+++ Records for the task +++
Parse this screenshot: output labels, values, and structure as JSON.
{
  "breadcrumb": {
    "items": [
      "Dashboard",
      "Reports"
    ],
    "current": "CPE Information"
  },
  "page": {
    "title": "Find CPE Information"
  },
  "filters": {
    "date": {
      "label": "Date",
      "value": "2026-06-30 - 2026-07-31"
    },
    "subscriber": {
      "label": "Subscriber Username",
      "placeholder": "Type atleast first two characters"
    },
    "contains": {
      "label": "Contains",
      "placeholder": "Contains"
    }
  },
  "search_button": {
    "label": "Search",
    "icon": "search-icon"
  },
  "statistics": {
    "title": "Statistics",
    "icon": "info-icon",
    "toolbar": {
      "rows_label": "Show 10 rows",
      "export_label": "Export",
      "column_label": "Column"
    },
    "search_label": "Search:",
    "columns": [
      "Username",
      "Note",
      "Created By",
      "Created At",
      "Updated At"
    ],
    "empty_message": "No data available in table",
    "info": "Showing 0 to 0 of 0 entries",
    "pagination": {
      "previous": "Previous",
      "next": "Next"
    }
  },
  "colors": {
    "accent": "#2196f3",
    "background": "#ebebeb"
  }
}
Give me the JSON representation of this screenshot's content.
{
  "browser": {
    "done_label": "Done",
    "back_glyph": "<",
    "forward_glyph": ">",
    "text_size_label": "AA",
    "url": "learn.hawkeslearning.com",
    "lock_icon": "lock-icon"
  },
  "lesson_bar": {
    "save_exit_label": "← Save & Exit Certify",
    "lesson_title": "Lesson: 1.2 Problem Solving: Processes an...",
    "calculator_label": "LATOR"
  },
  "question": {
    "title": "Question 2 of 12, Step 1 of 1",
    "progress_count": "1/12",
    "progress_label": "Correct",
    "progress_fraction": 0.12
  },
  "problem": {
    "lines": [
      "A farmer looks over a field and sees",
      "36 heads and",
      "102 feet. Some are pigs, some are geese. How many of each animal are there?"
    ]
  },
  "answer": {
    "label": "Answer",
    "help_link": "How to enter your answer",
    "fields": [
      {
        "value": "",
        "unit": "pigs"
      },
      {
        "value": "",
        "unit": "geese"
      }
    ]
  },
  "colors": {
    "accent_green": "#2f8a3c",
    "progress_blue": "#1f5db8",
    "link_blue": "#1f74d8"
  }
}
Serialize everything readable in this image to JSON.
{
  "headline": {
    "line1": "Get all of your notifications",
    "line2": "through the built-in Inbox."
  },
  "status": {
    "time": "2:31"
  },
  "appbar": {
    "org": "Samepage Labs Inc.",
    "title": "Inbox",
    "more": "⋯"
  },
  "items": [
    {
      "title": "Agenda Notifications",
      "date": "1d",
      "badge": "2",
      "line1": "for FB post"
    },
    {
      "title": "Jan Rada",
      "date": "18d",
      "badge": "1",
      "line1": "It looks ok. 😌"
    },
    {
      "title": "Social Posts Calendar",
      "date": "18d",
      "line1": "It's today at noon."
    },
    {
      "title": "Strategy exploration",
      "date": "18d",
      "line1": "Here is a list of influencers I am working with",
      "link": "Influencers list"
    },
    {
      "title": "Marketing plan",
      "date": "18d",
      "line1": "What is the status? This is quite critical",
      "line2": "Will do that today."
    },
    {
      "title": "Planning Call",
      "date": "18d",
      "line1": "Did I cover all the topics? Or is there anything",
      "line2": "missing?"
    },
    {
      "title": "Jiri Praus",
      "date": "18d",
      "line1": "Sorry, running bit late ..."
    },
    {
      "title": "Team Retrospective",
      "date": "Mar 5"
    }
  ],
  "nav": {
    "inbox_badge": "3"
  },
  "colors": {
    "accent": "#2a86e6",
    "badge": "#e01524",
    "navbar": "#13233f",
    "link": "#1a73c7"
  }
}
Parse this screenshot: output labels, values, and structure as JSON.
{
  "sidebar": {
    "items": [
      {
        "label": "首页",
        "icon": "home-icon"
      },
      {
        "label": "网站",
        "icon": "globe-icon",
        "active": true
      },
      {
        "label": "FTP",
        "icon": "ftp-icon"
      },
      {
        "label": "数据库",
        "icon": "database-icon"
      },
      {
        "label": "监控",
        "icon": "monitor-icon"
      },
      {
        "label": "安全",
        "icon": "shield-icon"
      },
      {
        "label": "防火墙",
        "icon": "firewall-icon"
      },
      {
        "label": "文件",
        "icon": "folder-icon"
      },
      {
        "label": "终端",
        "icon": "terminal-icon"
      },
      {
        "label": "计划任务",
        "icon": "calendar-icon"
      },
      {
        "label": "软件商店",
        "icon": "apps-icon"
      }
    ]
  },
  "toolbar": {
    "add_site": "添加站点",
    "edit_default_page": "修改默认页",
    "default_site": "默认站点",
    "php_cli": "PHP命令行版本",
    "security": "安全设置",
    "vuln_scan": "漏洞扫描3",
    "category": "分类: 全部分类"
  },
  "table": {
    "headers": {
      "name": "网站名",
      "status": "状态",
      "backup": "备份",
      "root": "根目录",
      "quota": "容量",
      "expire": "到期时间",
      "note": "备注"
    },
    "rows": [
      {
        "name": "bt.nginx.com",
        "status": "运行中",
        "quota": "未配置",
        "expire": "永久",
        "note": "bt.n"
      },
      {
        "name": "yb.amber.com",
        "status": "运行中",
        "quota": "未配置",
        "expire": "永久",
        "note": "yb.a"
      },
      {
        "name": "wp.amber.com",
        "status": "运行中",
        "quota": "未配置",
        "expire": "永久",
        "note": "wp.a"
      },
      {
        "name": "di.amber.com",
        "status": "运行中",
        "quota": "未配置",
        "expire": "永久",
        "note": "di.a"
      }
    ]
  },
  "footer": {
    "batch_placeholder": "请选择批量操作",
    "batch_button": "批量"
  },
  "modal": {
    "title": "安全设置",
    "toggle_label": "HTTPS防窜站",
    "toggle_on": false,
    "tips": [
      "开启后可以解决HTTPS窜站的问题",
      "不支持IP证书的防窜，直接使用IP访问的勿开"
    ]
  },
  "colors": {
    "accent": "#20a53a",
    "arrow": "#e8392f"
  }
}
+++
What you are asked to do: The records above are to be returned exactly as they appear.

Response area:
Parse this screenshot: output labels, values, and structure as JSON.
{
  "breadcrumb": {
    "items": [
      "Dashboard",
      "Reports"
    ],
    "current": "CPE Information"
  },
  "page": {
    "title": "Find CPE Information"
  },
  "filters": {
    "date": {
      "label": "Date",
      "value": "2026-06-30 - 2026-07-31"
    },
    "subscriber": {
      "label": "Subscriber Username",
      "placeholder": "Type atleast first two characters"
    },
    "contains": {
      "label": "Contains",
      "placeholder": "Contains"
    }
  },
  "search_button": {
    "label": "Search",
    "icon": "search-icon"
  },
  "statistics": {
    "title": "Statistics",
    "icon": "info-icon",
    "toolbar": {
      "rows_label": "Show 10 rows",
      "export_label": "Export",
      "column_label": "Column"
    },
    "search_label": "Search:",
    "columns": [
      "Username",
      "Note",
      "Created By",
      "Created At",
      "Updated At"
    ],
    "empty_message": "No data available in table",
    "info": "Showing 0 to 0 of 0 entries",
    "pagination": {
      "previous": "Previous",
      "next": "Next"
    }
  },
  "colors": {
    "accent": "#2196f3",
    "background": "#ebebeb"
  }
}
Give me the JSON representation of this screenshot's content.
{
  "browser": {
    "done_label": "Done",
    "back_glyph": "<",
    "forward_glyph": ">",
    "text_size_label": "AA",
    "url": "learn.hawkeslearning.com",
    "lock_icon": "lock-icon"
  },
  "lesson_bar": {
    "save_exit_label": "← Save & Exit Certify",
    "lesson_title": "Lesson: 1.2 Problem Solving: Processes an...",
    "calculator_label": "LATOR"
  },
  "question": {
    "title": "Question 2 of 12, Step 1 of 1",
    "progress_count": "1/12",
    "progress_label": "Correct",
    "progress_fraction": 0.12
  },
  "problem": {
    "lines": [
      "A farmer looks over a field and sees",
      "36 heads and",
      "102 feet. Some are pigs, some are geese. How many of each animal are there?"
    ]
  },
  "answer": {
    "label": "Answer",
    "help_link": "How to enter your answer",
    "fields": [
      {
        "value": "",
        "unit": "pigs"
      },
      {
        "value": "",
        "unit": "geese"
      }
    ]
  },
  "colors": {
    "accent_green": "#2f8a3c",
    "progress_blue": "#1f5db8",
    "link_blue": "#1f74d8"
  }
}
Serialize everything readable in this image to JSON.
{
  "headline": {
    "line1": "Get all of your notifications",
    "line2": "through the built-in Inbox."
  },
  "status": {
    "time": "2:31"
  },
  "appbar": {
    "org": "Samepage Labs Inc.",
    "title": "Inbox",
    "more": "⋯"
  },
  "items": [
    {
      "title": "Agenda Notifications",
      "date": "1d",
      "badge": "2",
      "line1": "for FB post"
    },
    {
      "title": "Jan Rada",
      "date": "18d",
      "badge": "1",
      "line1": "It looks ok. 😌"
    },
    {
      "title": "Social Posts Calendar",
      "date": "18d",
      "line1": "It's today at noon."
    },
    {
      "title": "Strategy exploration",
      "date": "18d",
      "line1": "Here is a list of influencers I am working with",
      "link": "Influencers list"
    },
    {
      "title": "Marketing plan",
      "date": "18d",
      "line1": "What is the status? This is quite critical",
      "line2": "Will do that today."
    },
    {
      "title": "Planning Call",
      "date": "18d",
      "line1": "Did I cover all the topics? Or is there anything",
      "line2": "missing?"
    },
    {
      "title": "Jiri Praus",
      "date": "18d",
      "line1": "Sorry, running bit late ..."
    },
    {
      "title": "Team Retrospective",
      "date": "Mar 5"
    }
  ],
  "nav": {
    "inbox_badge": "3"
  },
  "colors": {
    "accent": "#2a86e6",
    "badge": "#e01524",
    "navbar": "#13233f",
    "link": "#1a73c7"
  }
}
Parse this screenshot: output labels, values, and structure as JSON.
{
  "sidebar": {
    "items": [
      {
        "label": "首页",
        "icon": "home-icon"
      },
      {
        "label": "网站",
        "icon": "globe-icon",
        "active": true
      },
      {
        "label": "FTP",
        "icon": "ftp-icon"
      },
      {
        "label": "数据库",
        "icon": "database-icon"
      },
      {
        "label": "监控",
        "icon": "monitor-icon"
      },
      {
        "label": "安全",
        "icon": "shield-icon"
      },
      {
        "label": "防火墙",
        "icon": "firewall-icon"
      },
      {
        "label": "文件",
        "icon": "folder-icon"
      },
      {
        "label": "终端",
        "icon": "terminal-icon"
      },
      {
        "label": "计划任务",
        "icon": "calendar-icon"
      },
      {
        "label": "软件商店",
        "icon": "apps-icon"
      }
    ]
  },
  "toolbar": {
    "add_site": "添加站点",
    "edit_default_page": "修改默认页",
    "default_site": "默认站点",
    "php_cli": "PHP命令行版本",
    "security": "安全设置",
    "vuln_scan": "漏洞扫描3",
    "category": "分类: 全部分类"
  },
  "table": {
    "headers": {
      "name": "网站名",
      "status": "状态",
      "backup": "备份",
      "root": "根目录",
      "quota": "容量",
      "expire": "到期时间",
      "note": "备注"
    },
    "rows": [
      {
        "name": "bt.nginx.com",
        "status": "运行中",
        "quota": "未配置",
        "expire": "永久",
        "note": "bt.n"
      },
      {
        "name": "yb.amber.com",
        "status": "运行中",
        "quota": "未配置",
        "expire": "永久",
        "note": "yb.a"
      },
      {
        "name": "wp.amber.com",
        "status": "运行中",
        "quota": "未配置",
        "expire": "永久",
        "note": "wp.a"
      },
      {
        "name": "di.amber.com",
        "status": "运行中",
        "quota": "未配置",
        "expire": "永久",
        "note": "di.a"
      }
    ]
  },
  "footer": {
    "batch_placeholder": "请选择批量操作",
    "batch_button": "批量"
  },
  "modal": {
    "title": "安全设置",
    "toggle_label": "HTTPS防窜站",
    "toggle_on": false,
    "tips": [
      "开启后可以解决HTTPS窜站的问题",
      "不支持IP证书的防窜，直接使用IP访问的勿开"
    ]
  },
  "colors": {
    "accent": "#20a53a",
    "arrow": "#e8392f"
  }
}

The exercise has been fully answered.